N.Y. Comp. Codes R. & Regs. tit. 22, § 1200.21(b). In order to disqualify an attorney on the basis of the advocate-witness rule, a party must demonstrate that the testimony is both necessary and substantially likely to be prejudicial. Paramount Communications, Inc. v. Donaghy, 858 F. Supp. 391, 394 (S.D.N.Y. 1994); Parke-Hayden, Inc. v. Loews Theatre Management, 794 F. Supp. 525, 527 (S.D.N.Y. 1992). National Union fails, however, to indicate how Scotellaro's testimony is necessary or describe in what way prejudice to Myers could occur. Scotellaro's testimony is largely cumulative, and no source of prejudice to Myers has been offered by National Union, or is likely. Thus, National Union's effort to disqualify Scotellaro and Bell, Boyd & Lloyd on the eve of trial is denied.
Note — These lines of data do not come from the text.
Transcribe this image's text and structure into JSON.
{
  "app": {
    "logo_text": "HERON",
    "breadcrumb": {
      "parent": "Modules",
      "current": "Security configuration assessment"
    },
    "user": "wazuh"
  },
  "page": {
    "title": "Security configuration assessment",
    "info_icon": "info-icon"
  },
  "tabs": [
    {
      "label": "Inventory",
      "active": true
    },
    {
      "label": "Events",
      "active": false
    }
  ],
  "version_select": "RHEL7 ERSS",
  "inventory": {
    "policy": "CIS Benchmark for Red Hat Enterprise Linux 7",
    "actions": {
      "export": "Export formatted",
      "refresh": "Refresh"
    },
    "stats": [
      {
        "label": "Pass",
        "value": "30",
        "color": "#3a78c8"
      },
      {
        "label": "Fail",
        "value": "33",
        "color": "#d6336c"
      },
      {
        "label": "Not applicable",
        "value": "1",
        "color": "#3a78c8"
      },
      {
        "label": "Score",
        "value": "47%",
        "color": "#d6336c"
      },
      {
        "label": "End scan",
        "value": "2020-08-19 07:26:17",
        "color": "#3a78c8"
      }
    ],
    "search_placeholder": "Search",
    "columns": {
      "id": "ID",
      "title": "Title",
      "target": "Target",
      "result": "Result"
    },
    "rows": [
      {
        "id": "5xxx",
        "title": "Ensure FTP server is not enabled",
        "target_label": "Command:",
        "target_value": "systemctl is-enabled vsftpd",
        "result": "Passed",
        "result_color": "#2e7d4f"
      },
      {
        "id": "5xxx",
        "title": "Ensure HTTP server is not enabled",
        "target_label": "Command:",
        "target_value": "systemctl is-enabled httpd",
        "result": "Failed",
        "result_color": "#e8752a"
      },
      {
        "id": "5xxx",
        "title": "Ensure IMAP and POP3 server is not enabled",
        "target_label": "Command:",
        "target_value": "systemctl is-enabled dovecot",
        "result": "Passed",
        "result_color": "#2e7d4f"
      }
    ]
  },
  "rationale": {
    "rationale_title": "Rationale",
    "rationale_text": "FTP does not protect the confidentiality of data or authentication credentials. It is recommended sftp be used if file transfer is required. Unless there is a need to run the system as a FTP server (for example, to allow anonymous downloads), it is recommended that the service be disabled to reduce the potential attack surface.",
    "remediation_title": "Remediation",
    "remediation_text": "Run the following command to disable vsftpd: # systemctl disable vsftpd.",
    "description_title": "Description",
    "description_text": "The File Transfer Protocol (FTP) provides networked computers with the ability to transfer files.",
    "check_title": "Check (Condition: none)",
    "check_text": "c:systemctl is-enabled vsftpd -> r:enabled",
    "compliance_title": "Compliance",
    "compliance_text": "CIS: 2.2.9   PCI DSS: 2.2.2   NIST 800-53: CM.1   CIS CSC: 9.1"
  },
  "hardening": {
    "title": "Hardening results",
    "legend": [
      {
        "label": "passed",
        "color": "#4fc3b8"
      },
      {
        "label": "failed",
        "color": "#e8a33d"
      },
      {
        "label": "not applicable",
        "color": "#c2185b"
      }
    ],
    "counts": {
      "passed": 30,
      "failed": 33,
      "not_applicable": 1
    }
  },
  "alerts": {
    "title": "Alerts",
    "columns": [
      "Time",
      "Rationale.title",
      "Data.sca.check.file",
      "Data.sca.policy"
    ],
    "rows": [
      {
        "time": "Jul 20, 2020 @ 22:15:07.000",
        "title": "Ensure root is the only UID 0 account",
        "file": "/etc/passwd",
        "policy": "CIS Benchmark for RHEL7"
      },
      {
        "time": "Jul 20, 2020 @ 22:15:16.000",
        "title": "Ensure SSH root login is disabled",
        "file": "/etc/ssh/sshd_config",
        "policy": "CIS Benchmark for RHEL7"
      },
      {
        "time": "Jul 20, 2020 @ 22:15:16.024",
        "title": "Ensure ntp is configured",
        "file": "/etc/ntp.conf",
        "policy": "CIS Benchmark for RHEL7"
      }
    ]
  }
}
B. Reference to the Frank B. Hall Proposal as a "Quotation"
National Union next moves, pursuant to Federal Rule of Evidence 403, to exclude any reference to the proposal given to Myers by Frank B. Hall as the "Frank B. Hall Quotation" or "quotation," on the grounds that such reference would confuse the jury and unfairly prejudice National Union.
The Court determined in its October 1995 Opinion that a triable issue of fact existed as to the referent of the term "quotation" in the insurance binder issued by National Union on October 7, 1983 (the "Binder"). The Court held that "while there is evidence that the Risk Management Document may well be the source of the quotation referred to in the Binder, the precise meaning of the term 'quotation' is unclear absent the trier of fact's evaluation of further evidence." National Union Fire Ins. Co. of ...